# Exchanging limits when functions may not converge uniformly

Let $$X$$ be a compact metric space and for each $$i \geq 1$$, let $$f_i \colon X \to \mathbb{N}$$ be continuous functions satisfying:

• $$f_{i+1}(x) \geq f_i(x)$$ and;
• for each $$n \in \mathbb{N}$$ there exists an $$x \in X$$ and $$j\geq 1$$ such that $$f_j(x) \geq n$$.

Does there then exist $$x \in X$$ such that $${\displaystyle \lim_{i \to \infty}(f_i(x)) = \infty}$$?

The above situation appeared in my research on metric dynamical systems (in a more specific setting, but I think the above criteria is the relevant information). My attempt was to take the sequence of elements $$x_n$$ and $$j_n$$ such that $$f_{j_n}(x_n) \geq n$$ and then form a convergent subsequence $$x_{n_k}$$. The limit $${\displaystyle x := \lim_{k \to \infty}x_{j_k}}$$ is then a candidate for the point we need.

However, we end up getting that $$\begin{array}{rcl} \displaystyle \lim_{i \to \infty}(f_i(x)) & = & \displaystyle \lim_{i \to \infty}(f_i(\lim_{k \to \infty}x_{j_k})) \\ & = & \displaystyle \lim_{i \to \infty}\lim_{k \to \infty}f_i(x_{j_k}) \end{array}$$ and it is not clear at all to me that we are able to exchange the two limits. If we can, then we end up with $$\displaystyle \lim_{i \to \infty}\lim_{k \to \infty}f_i(x_{j_k}) = \lim_{k \to \infty}\lim_{i \to \infty}f_i(x_{j_k})$$ and as the sequence $$(f_i(x_{j_k}))_{i \in \mathbb{N}}$$ is eventually bounded below by $$k$$, it follows that $$\displaystyle \lim_{i \to \infty}(f_i(x)) \geq \lim_{k \to \infty} k = \infty$$. The Moore-Osgood Theorem would allow this exchange of limits if the $$f_i$$ converged uniformly, but I don't know if we can assume uniform convergence here.

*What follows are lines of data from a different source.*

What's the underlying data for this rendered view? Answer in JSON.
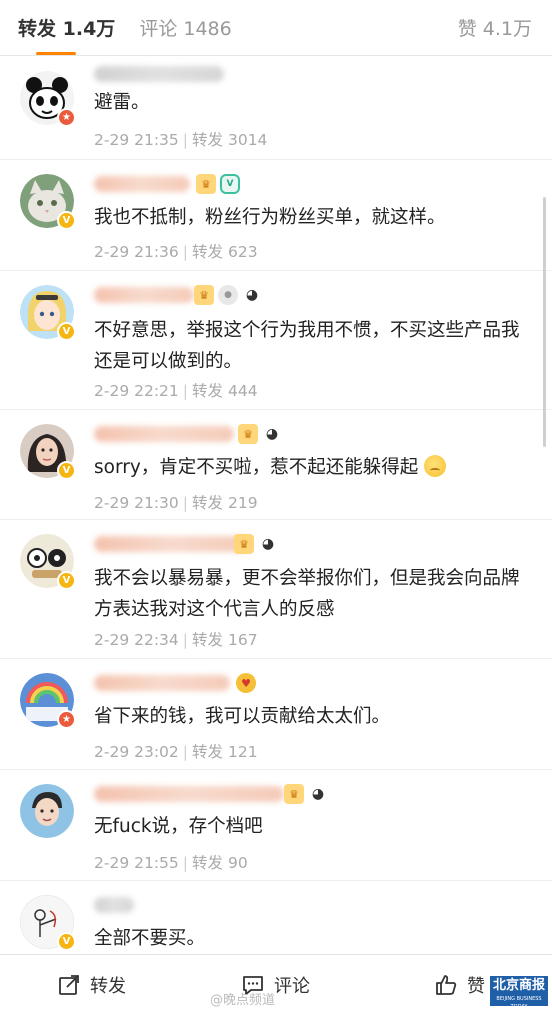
{
  "tabs": {
    "reposts_label": "转发",
    "reposts_count": "1.4万",
    "comments_label": "评论",
    "comments_count": "1486",
    "likes_label": "赞",
    "likes_count": "4.1万"
  },
  "reposts": [
    {
      "text": "避雷。",
      "date": "2-29 21:35",
      "repost_label": "转发",
      "repost_count": "3014",
      "badges": [],
      "verify": "red"
    },
    {
      "text": "我也不抵制，粉丝行为粉丝买单，就这样。",
      "date": "2-29 21:36",
      "repost_label": "转发",
      "repost_count": "623",
      "badges": [
        "crown-icon",
        "shield-icon"
      ],
      "verify": "gold"
    },
    {
      "text": "不好意思，举报这个行为我用不惯，不买这些产品我还是可以做到的。",
      "date": "2-29 22:21",
      "repost_label": "转发",
      "repost_count": "444",
      "badges": [
        "crown-icon",
        "medal-icon",
        "panda-icon"
      ],
      "verify": "gold"
    },
    {
      "text": "sorry，肯定不买啦，惹不起还能躲得起",
      "date": "2-29 21:30",
      "repost_label": "转发",
      "repost_count": "219",
      "badges": [
        "crown-icon",
        "panda-icon"
      ],
      "verify": "gold"
    },
    {
      "text": "我不会以暴易暴，更不会举报你们，但是我会向品牌方表达我对这个代言人的反感",
      "date": "2-29 22:34",
      "repost_label": "转发",
      "repost_count": "167",
      "badges": [
        "crown-icon",
        "panda-icon"
      ],
      "verify": "gold"
    },
    {
      "text": "省下来的钱，我可以贡献给太太们。",
      "date": "2-29 23:02",
      "repost_label": "转发",
      "repost_count": "121",
      "badges": [
        "heart-icon"
      ],
      "verify": "red"
    },
    {
      "text": "无fuck说，存个档吧",
      "date": "2-29 21:55",
      "repost_label": "转发",
      "repost_count": "90",
      "badges": [
        "crown-icon",
        "panda-icon"
      ],
      "verify": "none"
    },
    {
      "text": "全部不要买。",
      "date": "",
      "repost_label": "",
      "repost_count": "",
      "badges": [],
      "verify": "gold"
    }
  ],
  "bottom_bar": {
    "repost_label": "转发",
    "comment_label": "评论",
    "like_label": "赞"
  },
  "watermark": "@晚点频道",
  "logo": {
    "text": "北京商报",
    "sub": "BEIJING BUSINESS TODAY"
  },
  "colors": {
    "accent": "#ff8200",
    "verify_gold": "#f6b50f",
    "verify_red": "#ea5a3b",
    "meta_gray": "#aaaaaa",
    "logo_blue": "#1f5fa8"
  }
}
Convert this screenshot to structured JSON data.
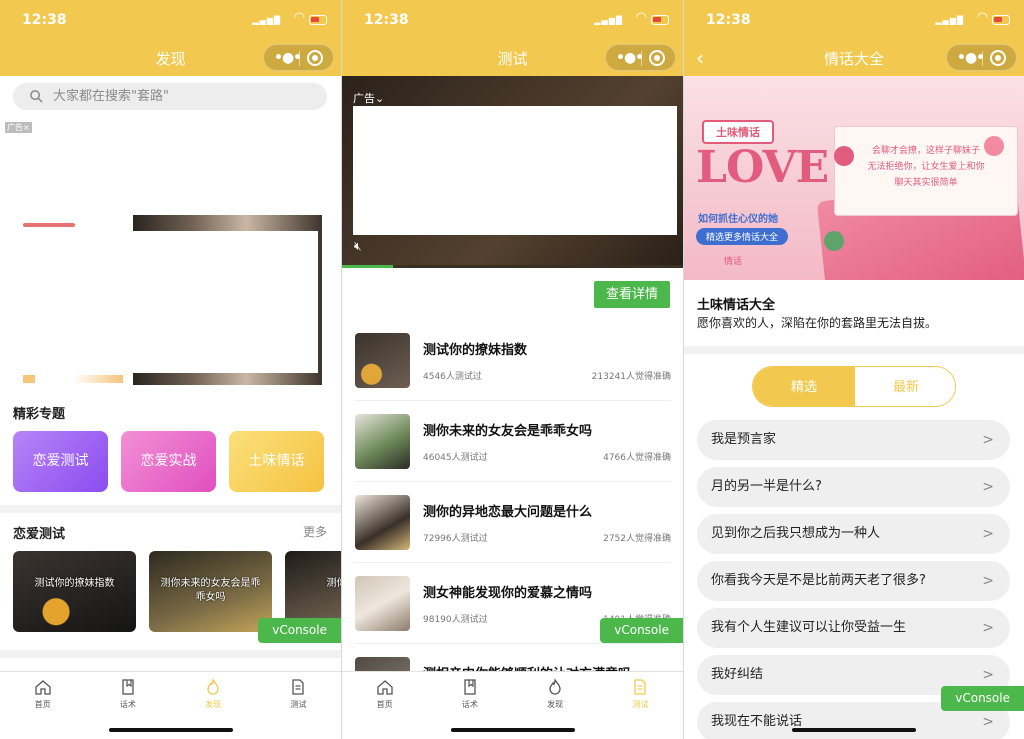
{
  "status": {
    "time": "12:38"
  },
  "discover": {
    "title": "发现",
    "search_placeholder": "大家都在搜索\"套路\"",
    "ad_label": "广告×",
    "topics_title": "精彩专题",
    "topics": [
      "恋爱测试",
      "恋爱实战",
      "土味情话"
    ],
    "love_test_title": "恋爱测试",
    "more": "更多",
    "cards": [
      "测试你的撩妹指数",
      "测你未来的女友会是乖乖女吗",
      "测你的异"
    ]
  },
  "test": {
    "title": "测试",
    "ad_label": "广告⌄",
    "mute_icon": "mute-icon",
    "progress": 0.15,
    "detail_button": "查看详情",
    "items": [
      {
        "title": "测试你的撩妹指数",
        "count": "4546人测试过",
        "accuracy": "213241人觉得准确"
      },
      {
        "title": "测你未来的女友会是乖乖女吗",
        "count": "46045人测试过",
        "accuracy": "4766人觉得准确"
      },
      {
        "title": "测你的异地恋最大问题是什么",
        "count": "72996人测试过",
        "accuracy": "2752人觉得准确"
      },
      {
        "title": "测女神能发现你的爱慕之情吗",
        "count": "98190人测试过",
        "accuracy": "1401人觉得准确"
      },
      {
        "title": "测相亲中你能够顺利的让对方满意吗",
        "count": "",
        "accuracy": ""
      }
    ]
  },
  "pickup": {
    "title": "情话大全",
    "hero": {
      "badge": "土味情话",
      "love": "LOVE",
      "line1": "如何抓住心仪的她",
      "tag": "精选更多情话大全",
      "foot": "情话",
      "note": [
        "会聊才会撩，这样子聊妹子",
        "无法拒绝你，让女生爱上和你",
        "聊天其实很简单"
      ]
    },
    "intro_title": "土味情话大全",
    "intro_desc": "愿你喜欢的人，深陷在你的套路里无法自拔。",
    "segments": [
      "精选",
      "最新"
    ],
    "phrases": [
      "我是预言家",
      "月的另一半是什么?",
      "见到你之后我只想成为一种人",
      "你看我今天是不是比前两天老了很多?",
      "我有个人生建议可以让你受益一生",
      "我好纠结",
      "我现在不能说话"
    ]
  },
  "tabs": {
    "p1": [
      "首页",
      "话术",
      "发现",
      "测试"
    ],
    "p2": [
      "首页",
      "话术",
      "发现",
      "测试"
    ]
  },
  "vconsole": "vConsole",
  "colors": {
    "brand": "#f2c94e",
    "green": "#4cb84c"
  }
}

So my problem is in being able to justify the exchange of these limits. Is this always possible in the above situation? Is the statement above true in general or do I require stronger conditions on the space/functions (for instance, it's automatic if $$X$$ is connected)?

• If the functions take values in $\mathbb{N}$, then how are they supposed to be continuous unless they are constant on connected components of $X$? Feb 5, 2019 at 16:44
• You're right, but I would like to be able to consider examples of $X$ which are totally disconnected, such as compactifications of the integers, or Cantor sets. Feb 5, 2019 at 16:47

Consider $$X=\{0\}\cup\{\frac {1}{n}:n\in\mathbb {N\}}$$ and define $$f_n(x)=\frac {1}{x}$$ for $$x\geq \frac {1}{n}$$ and zero otherwise.